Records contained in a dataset
╭──
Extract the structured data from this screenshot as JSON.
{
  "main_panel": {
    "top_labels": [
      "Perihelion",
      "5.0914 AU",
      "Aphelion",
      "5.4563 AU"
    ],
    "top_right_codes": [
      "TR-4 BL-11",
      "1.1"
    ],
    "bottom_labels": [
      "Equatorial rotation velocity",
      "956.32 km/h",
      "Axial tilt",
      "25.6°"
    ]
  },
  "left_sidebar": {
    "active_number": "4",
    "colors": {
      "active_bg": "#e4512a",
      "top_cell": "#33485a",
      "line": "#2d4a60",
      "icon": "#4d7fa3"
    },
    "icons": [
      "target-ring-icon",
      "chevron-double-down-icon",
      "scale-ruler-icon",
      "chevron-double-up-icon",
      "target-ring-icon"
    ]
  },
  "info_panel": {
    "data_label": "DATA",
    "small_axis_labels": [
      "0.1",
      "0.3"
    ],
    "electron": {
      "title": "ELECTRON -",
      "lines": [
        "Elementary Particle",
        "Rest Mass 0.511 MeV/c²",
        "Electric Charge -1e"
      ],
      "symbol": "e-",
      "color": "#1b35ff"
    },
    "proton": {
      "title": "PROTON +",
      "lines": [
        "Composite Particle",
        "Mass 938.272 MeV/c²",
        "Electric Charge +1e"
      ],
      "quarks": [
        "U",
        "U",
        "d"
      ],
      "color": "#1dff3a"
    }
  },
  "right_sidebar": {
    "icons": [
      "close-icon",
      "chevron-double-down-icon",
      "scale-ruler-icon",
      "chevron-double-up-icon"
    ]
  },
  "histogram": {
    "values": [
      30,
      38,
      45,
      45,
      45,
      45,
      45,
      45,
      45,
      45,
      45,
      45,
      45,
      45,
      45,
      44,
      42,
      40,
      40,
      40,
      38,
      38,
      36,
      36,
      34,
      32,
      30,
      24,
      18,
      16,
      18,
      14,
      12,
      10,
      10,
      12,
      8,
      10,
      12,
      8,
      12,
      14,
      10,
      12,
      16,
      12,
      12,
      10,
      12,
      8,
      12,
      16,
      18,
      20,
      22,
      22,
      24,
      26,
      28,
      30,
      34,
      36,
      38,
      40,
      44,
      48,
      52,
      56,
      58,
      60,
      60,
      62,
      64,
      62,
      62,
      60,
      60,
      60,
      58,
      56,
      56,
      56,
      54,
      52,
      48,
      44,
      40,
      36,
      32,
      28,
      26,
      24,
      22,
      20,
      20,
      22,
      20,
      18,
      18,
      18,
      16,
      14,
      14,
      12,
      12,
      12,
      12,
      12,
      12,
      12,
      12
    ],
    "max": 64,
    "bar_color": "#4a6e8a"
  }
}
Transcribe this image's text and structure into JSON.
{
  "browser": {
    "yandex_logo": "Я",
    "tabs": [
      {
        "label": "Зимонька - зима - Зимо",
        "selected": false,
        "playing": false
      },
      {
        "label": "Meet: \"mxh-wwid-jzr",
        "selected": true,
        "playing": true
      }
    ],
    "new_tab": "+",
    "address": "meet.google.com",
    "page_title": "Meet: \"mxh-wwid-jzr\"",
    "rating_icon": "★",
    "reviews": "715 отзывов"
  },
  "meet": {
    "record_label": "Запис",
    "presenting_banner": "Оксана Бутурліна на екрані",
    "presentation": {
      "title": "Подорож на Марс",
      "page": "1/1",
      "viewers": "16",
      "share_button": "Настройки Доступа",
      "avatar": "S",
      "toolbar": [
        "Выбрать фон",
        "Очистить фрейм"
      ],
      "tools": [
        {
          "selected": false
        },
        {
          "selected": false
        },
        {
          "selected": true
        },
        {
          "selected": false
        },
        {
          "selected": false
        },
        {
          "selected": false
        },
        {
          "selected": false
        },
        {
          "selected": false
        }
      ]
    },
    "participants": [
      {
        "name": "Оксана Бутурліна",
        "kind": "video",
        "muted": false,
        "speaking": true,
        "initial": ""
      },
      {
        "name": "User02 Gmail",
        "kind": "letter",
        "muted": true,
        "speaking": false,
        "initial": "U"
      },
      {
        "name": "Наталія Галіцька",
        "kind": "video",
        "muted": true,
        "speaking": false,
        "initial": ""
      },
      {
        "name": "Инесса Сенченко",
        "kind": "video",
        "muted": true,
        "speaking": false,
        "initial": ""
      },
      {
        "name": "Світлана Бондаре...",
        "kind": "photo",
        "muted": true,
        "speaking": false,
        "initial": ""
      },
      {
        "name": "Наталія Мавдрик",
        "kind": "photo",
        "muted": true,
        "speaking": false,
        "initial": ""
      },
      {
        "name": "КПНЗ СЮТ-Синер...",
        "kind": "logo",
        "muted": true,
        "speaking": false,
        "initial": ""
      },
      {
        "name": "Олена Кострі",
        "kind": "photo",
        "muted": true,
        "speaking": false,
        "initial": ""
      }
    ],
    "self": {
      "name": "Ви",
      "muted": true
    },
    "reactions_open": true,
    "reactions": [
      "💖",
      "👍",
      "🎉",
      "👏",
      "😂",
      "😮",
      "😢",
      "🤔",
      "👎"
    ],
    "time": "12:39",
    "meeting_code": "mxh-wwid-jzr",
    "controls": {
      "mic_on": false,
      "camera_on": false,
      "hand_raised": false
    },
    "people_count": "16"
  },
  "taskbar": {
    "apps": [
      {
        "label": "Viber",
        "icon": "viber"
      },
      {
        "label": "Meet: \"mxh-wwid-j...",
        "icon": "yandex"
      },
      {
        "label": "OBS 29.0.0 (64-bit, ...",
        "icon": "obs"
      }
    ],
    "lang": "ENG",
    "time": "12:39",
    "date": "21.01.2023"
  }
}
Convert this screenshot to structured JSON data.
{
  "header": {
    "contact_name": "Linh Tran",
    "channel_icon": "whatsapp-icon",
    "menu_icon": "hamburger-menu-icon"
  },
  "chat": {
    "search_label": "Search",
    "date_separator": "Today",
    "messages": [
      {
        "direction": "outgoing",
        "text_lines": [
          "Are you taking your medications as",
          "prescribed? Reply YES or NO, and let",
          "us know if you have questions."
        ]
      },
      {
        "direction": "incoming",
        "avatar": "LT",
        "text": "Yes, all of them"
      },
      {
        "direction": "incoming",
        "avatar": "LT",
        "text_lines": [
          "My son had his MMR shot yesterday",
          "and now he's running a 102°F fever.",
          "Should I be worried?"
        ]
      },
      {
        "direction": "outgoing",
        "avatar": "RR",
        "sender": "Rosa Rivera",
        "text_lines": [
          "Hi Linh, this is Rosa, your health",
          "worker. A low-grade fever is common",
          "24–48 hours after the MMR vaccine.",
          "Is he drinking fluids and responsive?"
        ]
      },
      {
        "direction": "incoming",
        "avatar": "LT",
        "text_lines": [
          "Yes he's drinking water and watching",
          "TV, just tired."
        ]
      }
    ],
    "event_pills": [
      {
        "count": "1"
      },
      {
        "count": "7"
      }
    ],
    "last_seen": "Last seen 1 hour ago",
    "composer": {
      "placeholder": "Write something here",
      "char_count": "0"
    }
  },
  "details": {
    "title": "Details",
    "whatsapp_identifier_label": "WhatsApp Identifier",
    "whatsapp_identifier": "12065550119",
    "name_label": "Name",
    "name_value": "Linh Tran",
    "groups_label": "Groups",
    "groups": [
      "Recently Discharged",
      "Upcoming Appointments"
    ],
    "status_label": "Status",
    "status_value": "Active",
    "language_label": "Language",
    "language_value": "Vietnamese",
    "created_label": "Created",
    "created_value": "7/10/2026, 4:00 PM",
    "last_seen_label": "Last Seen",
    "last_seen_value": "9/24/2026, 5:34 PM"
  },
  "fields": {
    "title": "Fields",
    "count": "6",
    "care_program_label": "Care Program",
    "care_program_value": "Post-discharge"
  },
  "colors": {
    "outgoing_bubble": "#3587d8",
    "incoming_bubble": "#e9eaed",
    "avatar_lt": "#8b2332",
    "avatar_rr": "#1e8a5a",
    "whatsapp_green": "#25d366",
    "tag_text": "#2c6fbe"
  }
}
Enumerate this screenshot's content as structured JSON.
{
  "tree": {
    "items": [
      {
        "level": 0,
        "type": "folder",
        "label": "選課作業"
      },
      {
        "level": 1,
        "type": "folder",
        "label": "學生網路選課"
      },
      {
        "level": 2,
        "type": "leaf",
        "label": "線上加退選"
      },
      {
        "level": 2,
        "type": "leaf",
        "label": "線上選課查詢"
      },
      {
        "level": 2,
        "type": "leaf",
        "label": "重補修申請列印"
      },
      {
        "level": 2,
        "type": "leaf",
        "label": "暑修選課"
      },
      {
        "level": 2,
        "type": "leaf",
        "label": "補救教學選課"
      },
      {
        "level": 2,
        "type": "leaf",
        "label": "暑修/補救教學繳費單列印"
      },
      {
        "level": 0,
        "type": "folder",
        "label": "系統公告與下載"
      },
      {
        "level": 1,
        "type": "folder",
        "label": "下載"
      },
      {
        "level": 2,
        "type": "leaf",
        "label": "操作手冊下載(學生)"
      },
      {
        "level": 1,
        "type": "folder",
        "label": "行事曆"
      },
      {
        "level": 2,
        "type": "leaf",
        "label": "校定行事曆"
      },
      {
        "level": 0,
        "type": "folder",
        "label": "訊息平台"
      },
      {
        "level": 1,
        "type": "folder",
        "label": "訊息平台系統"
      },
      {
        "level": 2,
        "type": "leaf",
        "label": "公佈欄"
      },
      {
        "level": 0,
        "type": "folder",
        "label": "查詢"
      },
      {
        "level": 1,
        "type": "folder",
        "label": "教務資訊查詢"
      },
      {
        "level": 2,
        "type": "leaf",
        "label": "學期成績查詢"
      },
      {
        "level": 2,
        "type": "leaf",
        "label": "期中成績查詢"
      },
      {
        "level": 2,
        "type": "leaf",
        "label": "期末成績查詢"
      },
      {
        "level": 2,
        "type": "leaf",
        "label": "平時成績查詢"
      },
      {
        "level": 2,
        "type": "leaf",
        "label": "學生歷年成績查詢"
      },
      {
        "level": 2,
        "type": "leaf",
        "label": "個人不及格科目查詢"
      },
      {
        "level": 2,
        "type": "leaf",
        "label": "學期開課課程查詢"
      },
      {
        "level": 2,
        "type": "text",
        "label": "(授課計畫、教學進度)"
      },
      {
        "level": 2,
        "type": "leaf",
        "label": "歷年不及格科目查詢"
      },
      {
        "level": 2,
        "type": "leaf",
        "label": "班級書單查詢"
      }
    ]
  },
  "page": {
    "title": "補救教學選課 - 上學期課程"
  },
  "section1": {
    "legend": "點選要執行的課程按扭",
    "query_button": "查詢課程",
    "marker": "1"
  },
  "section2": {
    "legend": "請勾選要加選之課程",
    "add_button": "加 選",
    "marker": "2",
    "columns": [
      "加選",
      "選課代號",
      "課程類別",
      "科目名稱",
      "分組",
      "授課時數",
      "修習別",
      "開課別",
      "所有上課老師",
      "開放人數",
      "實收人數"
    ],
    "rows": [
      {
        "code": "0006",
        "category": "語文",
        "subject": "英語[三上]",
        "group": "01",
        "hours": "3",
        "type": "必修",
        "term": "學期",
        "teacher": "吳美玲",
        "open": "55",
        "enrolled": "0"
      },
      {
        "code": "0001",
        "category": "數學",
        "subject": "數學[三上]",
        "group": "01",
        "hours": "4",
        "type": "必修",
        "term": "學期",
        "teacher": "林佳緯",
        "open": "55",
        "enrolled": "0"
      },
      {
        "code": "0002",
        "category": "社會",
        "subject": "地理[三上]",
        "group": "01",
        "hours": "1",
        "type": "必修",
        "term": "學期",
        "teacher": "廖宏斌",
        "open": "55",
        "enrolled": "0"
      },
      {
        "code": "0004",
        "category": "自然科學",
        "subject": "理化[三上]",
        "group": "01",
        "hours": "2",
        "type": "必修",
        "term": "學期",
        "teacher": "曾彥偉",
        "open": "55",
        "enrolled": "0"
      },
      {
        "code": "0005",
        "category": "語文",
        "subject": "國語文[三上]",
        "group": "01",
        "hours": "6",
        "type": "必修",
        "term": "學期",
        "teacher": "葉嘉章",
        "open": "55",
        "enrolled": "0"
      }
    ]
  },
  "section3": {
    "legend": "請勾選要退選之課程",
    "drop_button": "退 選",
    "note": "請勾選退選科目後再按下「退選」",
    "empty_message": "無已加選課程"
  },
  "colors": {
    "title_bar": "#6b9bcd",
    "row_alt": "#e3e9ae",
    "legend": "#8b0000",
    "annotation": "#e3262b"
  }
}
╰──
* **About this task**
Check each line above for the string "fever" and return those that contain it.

* **Exercise answer**
          "and now he's running a 102°F fever.",
          "worker. A low-grade fever is common",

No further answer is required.